One of 2007’s most popular comedies arrives on DVD this week, starring Seth Rogen and Katherine Heigl as a mismatched couple preparing for a baby after a drunken one-night stand. The film was written, directed and produced by long-time TV and film producer Judd Apatow, who also wrote The 40 Year Old Virgin, and his results with Knocked Up offer the same mixed comic and light-dramatic style.
Irish pop group The Corrs performed in Toronto last night for an enthusiastic crowd that couldn’t get enough of the band’s celtic-inspired sound. As part of a tour to support of their new CD Borrowed Heaven, the band had only made one other stop in Canada, and after not touring for some time many fans were more than eager to see where the band was today.
One thing that always undermines the seriousness of movie reviewing is the presumption that some critics assume when they pontificate about movies in a way that suggests that if they don’t like a film then it can’t really be all that good. Some movies, and such is the case with 13 Going On 30, should be looked at with a critical eye that takes into account the audience that the film was made for and whether or not that particular audience will find it enjoyable.
When The Alamo is good, it is very good. The battle scenes are terrifically and terrifyingly stages. The characters are well drawn and memorable, and the storytelling is smart and interesting (for a change we have a film that doesn’t venture to insult the intelligence of the average twelve year). When it isn’t quite so good, it is still okay, it just feels a bit slow and uneven.
Elvis Presley fans may not be so happy when they see Bubba Ho-Tep, a film that stars the incredible Bruce Campbell as the supposedly late, but great King of Rock n’ Roll.
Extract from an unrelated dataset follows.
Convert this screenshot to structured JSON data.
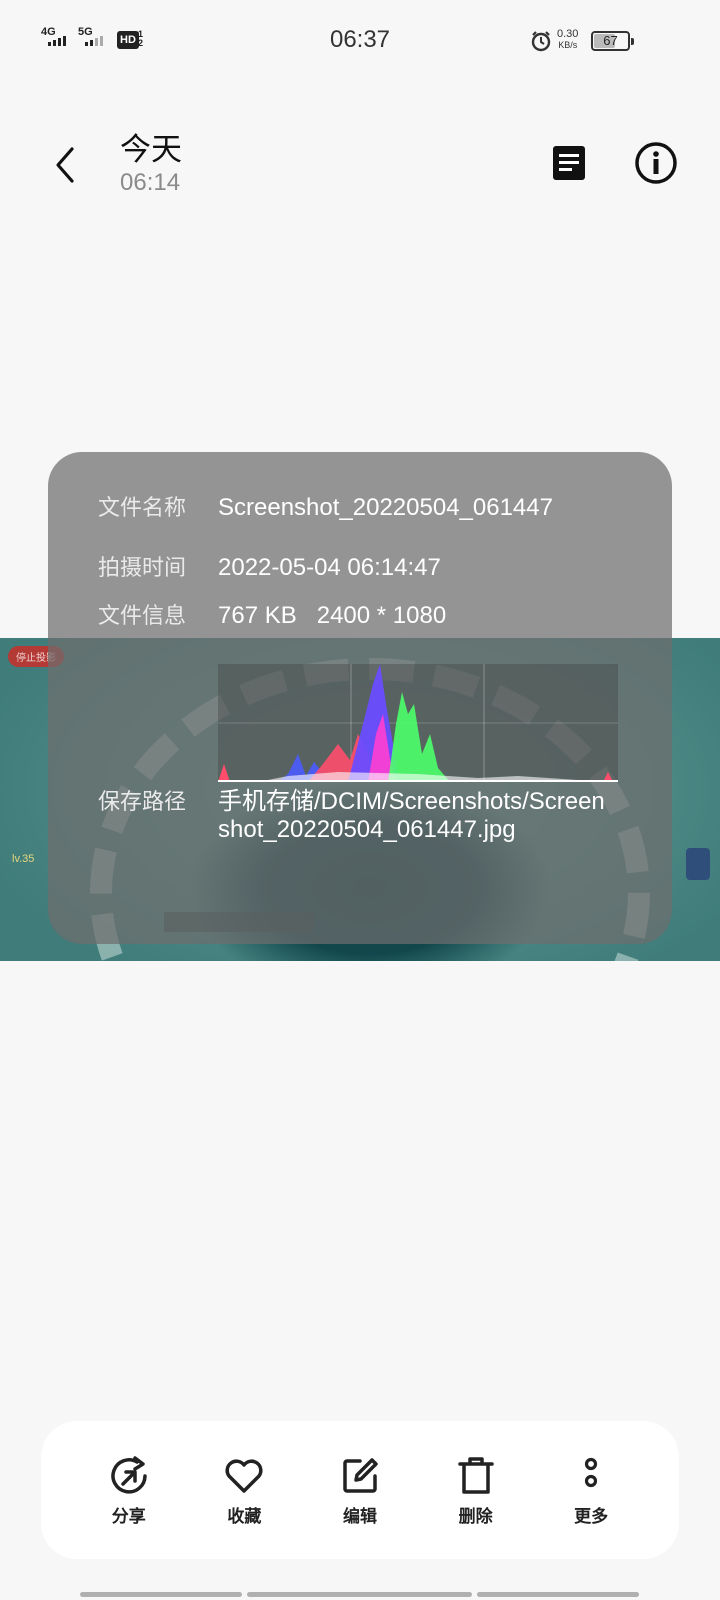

The twist is that he’s alive today and living in an old-folks home in Texas after he gave up his life to an impersonator, one Sebastian Haff (who is also played by Campbell). Once Haff dies though, Elvis is left to live Haff’s life – too bad for him that while he’s impersonating himself, he throws out his hip and ends up in a coma.
When I read about this film, it sounded so cool… a bike courier meets his favorite action director and tries to convince him that he can be the next big movie star in the film that he’s casting for. It sounds great, right? Well, it certainly has the essence of greatness, especially thanks to very compelling performances by both Johnny Gooltz, as “The Kid”, and Carlo Rota, as director Bruce Donato.
Greg Kinnear has done some great things in his few short years as a star, but he’s also done some awful films too. His role in As Good As It Gets propelled the story, and he was both fun and tragic. Then, in The Gift, he was the charicature of a real character and seemed like he might have been trying way too hard to be something he wasn’t. Now, in the film Auto Focus, he’s taken on the like of Bob Crane without really capturing the heart or soul of a man who was both a star and a sexual ravenous playboy.
In Mulholland Drive, David Lynch weaves a fantastic spectacle that dazzles with acting, imagery, cinematography and an intricately simple story that is deserving of at least a couple of Academy awards. This is Lynch at his best with one of the most wonderous, mind-warping escapades I can think of in recent years and it’s done as a two-part story that could almost be two seperate stories. Except you would have a hard time excavating the first part from the second. It is also almost impossible to realise, as your sitting there in the theatre, where one part ends and the next begins.
When Harry Met Sally is one of my favorite romantic-comedies, and yet, in ways it drives me nuts because it’s the kind of film where every awful event that you’d never want to live through happens to the main characters and their friends. In The Last Kiss, a similar story ensues where a host of Italian couples try to figure out what kind of romantic life they want to lead, and end up creating all sorts of havoc along the way.
War movies usually aren’t my thing. Even movies like Born On The Fourth of July or Patton didn’t really do anything for me, but when I saw that Buffalo Soldiers had Ed Harris, Anna Paquin, and the very talented Joaquin Phoenix (who always looks strung out to me), I had to see what the movie was all about.